* **Data for the task**
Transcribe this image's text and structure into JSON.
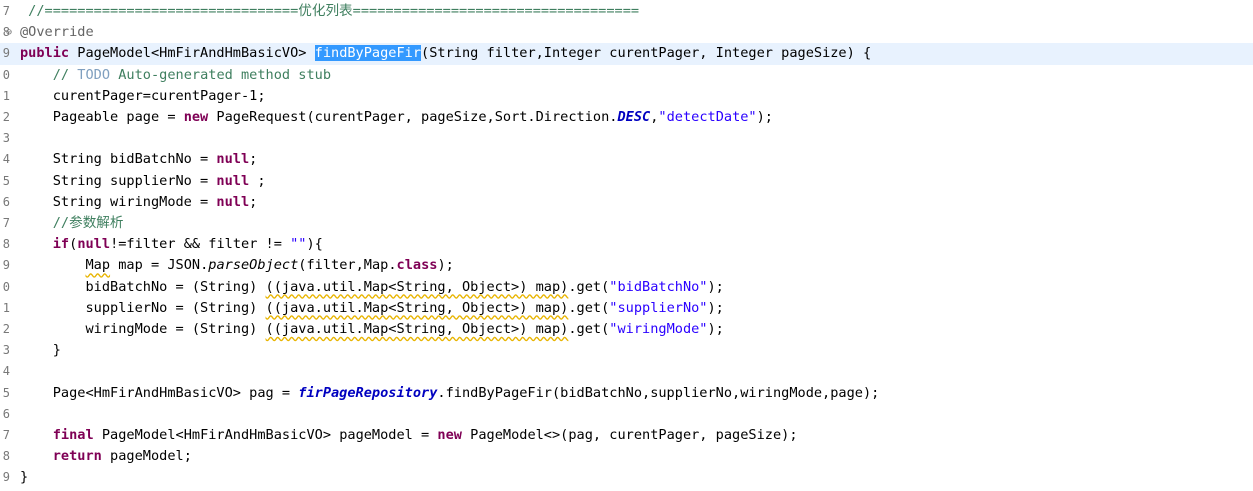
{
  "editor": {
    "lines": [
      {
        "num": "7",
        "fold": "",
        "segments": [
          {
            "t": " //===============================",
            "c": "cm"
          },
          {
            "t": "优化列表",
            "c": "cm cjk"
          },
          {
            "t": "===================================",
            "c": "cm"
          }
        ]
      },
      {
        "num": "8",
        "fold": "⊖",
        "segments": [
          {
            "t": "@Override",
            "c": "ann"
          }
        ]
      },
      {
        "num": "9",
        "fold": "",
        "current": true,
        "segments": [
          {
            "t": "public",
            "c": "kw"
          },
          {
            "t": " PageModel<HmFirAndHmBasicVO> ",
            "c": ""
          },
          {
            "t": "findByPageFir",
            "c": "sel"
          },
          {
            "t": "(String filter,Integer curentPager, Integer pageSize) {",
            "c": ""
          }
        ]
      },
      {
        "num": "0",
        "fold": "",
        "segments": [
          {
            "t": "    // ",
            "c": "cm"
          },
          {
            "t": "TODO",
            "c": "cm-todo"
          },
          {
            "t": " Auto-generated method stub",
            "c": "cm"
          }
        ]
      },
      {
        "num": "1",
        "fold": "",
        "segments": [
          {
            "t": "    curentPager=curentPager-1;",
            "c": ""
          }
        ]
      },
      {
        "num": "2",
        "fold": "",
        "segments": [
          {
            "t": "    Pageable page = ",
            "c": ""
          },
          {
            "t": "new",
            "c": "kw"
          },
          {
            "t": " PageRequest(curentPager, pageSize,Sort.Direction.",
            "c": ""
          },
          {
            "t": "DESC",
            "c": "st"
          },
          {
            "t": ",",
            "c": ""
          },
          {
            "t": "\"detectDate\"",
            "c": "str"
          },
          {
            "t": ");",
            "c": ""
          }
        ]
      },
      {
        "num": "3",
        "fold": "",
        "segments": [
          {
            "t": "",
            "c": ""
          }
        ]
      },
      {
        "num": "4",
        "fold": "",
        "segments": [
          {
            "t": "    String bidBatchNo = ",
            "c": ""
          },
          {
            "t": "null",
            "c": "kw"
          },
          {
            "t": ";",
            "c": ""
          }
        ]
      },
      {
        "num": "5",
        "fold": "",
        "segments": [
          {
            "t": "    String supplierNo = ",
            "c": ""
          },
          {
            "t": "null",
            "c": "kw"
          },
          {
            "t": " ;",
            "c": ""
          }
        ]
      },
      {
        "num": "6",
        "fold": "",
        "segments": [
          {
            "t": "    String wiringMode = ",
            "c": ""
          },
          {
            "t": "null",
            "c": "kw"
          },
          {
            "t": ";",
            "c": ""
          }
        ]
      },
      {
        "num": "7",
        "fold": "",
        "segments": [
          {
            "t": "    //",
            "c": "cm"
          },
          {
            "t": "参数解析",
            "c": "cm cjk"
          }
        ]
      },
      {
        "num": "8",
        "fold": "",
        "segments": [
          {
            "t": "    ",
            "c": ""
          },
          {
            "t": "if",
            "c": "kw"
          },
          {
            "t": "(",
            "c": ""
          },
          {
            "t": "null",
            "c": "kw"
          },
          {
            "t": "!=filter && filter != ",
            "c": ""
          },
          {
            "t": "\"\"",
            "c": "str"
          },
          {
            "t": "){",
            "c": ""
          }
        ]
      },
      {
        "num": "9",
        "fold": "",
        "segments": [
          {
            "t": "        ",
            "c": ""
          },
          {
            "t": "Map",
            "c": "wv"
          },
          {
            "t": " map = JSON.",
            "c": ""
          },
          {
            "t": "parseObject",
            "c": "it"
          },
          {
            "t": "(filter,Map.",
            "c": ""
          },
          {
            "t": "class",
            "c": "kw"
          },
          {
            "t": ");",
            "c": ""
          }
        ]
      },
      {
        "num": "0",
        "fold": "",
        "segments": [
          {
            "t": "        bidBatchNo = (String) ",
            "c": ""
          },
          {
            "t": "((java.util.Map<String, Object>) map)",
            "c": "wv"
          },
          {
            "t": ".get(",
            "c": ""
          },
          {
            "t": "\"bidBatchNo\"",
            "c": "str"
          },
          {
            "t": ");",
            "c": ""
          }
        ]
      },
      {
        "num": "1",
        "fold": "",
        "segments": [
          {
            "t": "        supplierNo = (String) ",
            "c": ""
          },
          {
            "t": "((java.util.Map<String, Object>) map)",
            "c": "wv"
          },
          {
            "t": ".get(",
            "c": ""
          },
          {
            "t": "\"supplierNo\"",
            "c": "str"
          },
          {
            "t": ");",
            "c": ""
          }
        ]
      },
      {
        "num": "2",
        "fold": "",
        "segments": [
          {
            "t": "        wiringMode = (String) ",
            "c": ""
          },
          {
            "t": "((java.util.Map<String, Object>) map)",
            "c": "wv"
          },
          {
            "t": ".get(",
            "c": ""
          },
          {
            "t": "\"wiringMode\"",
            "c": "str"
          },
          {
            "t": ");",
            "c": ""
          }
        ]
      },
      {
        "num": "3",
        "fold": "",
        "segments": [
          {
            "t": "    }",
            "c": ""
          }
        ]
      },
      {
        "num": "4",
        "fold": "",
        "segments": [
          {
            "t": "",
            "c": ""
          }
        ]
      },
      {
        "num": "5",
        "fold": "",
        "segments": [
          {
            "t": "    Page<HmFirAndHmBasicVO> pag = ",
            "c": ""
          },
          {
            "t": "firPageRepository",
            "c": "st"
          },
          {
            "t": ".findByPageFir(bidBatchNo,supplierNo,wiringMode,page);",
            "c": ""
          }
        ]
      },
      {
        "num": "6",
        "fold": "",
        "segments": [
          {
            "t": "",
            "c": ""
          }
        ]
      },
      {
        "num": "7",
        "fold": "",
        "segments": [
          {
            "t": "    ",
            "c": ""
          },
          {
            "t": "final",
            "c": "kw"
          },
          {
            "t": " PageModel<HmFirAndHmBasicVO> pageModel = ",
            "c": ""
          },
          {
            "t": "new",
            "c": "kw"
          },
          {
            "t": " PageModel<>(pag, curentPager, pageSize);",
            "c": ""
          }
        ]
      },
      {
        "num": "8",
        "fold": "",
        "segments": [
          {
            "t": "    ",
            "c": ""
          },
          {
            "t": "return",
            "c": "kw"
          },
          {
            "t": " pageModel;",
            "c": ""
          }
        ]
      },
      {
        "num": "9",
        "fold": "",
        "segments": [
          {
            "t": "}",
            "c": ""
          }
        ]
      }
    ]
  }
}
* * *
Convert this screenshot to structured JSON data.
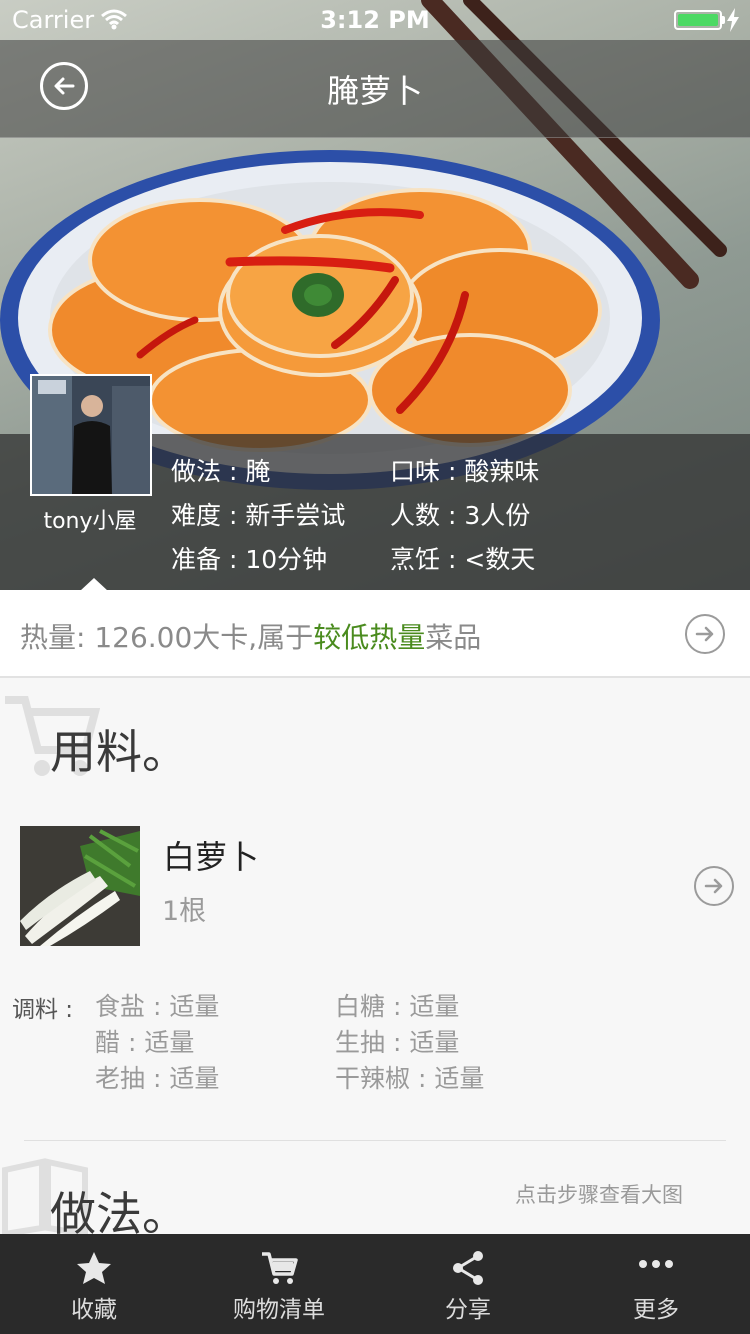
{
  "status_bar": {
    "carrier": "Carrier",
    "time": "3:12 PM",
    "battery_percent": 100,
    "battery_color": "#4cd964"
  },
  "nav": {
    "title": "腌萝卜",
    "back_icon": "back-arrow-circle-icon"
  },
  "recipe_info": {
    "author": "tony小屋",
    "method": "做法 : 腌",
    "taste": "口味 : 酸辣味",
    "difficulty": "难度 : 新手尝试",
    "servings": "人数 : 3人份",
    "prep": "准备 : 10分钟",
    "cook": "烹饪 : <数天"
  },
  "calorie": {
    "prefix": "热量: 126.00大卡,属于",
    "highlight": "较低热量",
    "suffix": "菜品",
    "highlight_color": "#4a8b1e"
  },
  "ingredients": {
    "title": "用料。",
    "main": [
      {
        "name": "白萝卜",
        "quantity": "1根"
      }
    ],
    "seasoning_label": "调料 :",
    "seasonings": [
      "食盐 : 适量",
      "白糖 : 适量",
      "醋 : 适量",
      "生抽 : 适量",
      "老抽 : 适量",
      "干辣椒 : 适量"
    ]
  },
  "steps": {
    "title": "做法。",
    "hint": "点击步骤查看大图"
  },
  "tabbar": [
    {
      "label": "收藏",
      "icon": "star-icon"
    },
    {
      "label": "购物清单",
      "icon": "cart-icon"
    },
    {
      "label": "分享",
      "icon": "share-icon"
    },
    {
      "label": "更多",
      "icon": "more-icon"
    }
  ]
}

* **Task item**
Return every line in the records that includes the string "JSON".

* **Result of the task**
Transcribe this image's text and structure into JSON.
            "t": " map = JSON.",
Convert this screenshot to structured JSON data.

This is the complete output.